Once the pictures are removed, restate the data below word for word.

» **Records from a dataset**:
◆ ◆ ◆ ◆ ◆
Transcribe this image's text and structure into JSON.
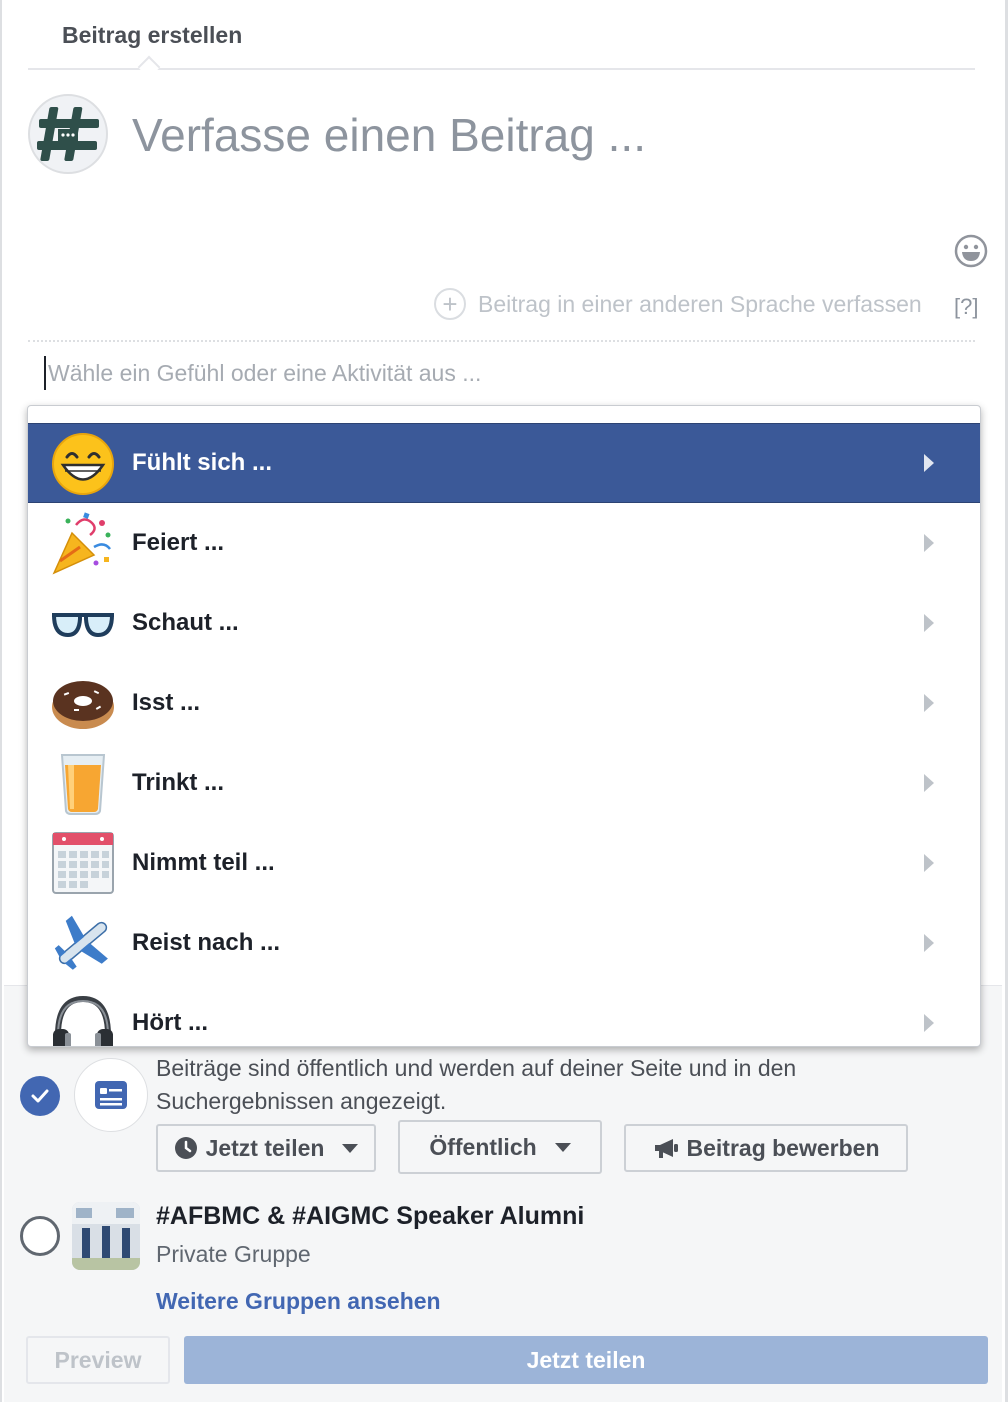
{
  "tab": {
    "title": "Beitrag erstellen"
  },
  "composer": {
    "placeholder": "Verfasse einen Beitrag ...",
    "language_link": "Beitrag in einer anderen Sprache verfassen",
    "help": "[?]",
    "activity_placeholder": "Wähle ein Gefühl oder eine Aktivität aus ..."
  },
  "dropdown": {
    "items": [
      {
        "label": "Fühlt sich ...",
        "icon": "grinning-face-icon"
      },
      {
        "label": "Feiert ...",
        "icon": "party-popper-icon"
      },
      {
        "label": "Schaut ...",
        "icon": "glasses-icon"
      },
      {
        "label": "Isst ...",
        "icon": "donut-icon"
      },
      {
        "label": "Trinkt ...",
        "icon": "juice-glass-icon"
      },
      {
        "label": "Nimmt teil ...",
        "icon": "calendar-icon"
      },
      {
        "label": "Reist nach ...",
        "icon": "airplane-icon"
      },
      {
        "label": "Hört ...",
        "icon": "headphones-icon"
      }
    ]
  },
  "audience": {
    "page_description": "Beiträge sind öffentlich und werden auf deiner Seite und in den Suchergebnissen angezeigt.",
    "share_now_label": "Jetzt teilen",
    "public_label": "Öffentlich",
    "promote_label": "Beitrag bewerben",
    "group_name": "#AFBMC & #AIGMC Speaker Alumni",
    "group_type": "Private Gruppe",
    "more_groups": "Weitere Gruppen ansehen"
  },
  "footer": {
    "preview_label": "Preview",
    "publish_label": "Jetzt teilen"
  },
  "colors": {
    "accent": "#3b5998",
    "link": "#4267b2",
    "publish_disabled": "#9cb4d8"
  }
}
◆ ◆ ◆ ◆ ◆
» **TASK ANSWER**:
Transcribe this image's text and structure into JSON.
{
  "tab": {
    "title": "Beitrag erstellen"
  },
  "composer": {
    "placeholder": "Verfasse einen Beitrag ...",
    "language_link": "Beitrag in einer anderen Sprache verfassen",
    "help": "[?]",
    "activity_placeholder": "Wähle ein Gefühl oder eine Aktivität aus ..."
  },
  "dropdown": {
    "items": [
      {
        "label": "Fühlt sich ...",
        "icon": "grinning-face-icon"
      },
      {
        "label": "Feiert ...",
        "icon": "party-popper-icon"
      },
      {
        "label": "Schaut ...",
        "icon": "glasses-icon"
      },
      {
        "label": "Isst ...",
        "icon": "donut-icon"
      },
      {
        "label": "Trinkt ...",
        "icon": "juice-glass-icon"
      },
      {
        "label": "Nimmt teil ...",
        "icon": "calendar-icon"
      },
      {
        "label": "Reist nach ...",
        "icon": "airplane-icon"
      },
      {
        "label": "Hört ...",
        "icon": "headphones-icon"
      }
    ]
  },
  "audience": {
    "page_description": "Beiträge sind öffentlich und werden auf deiner Seite und in den Suchergebnissen angezeigt.",
    "share_now_label": "Jetzt teilen",
    "public_label": "Öffentlich",
    "promote_label": "Beitrag bewerben",
    "group_name": "#AFBMC & #AIGMC Speaker Alumni",
    "group_type": "Private Gruppe",
    "more_groups": "Weitere Gruppen ansehen"
  },
  "footer": {
    "preview_label": "Preview",
    "publish_label": "Jetzt teilen"
  },
  "colors": {
    "accent": "#3b5998",
    "link": "#4267b2",
    "publish_disabled": "#9cb4d8"
  }
}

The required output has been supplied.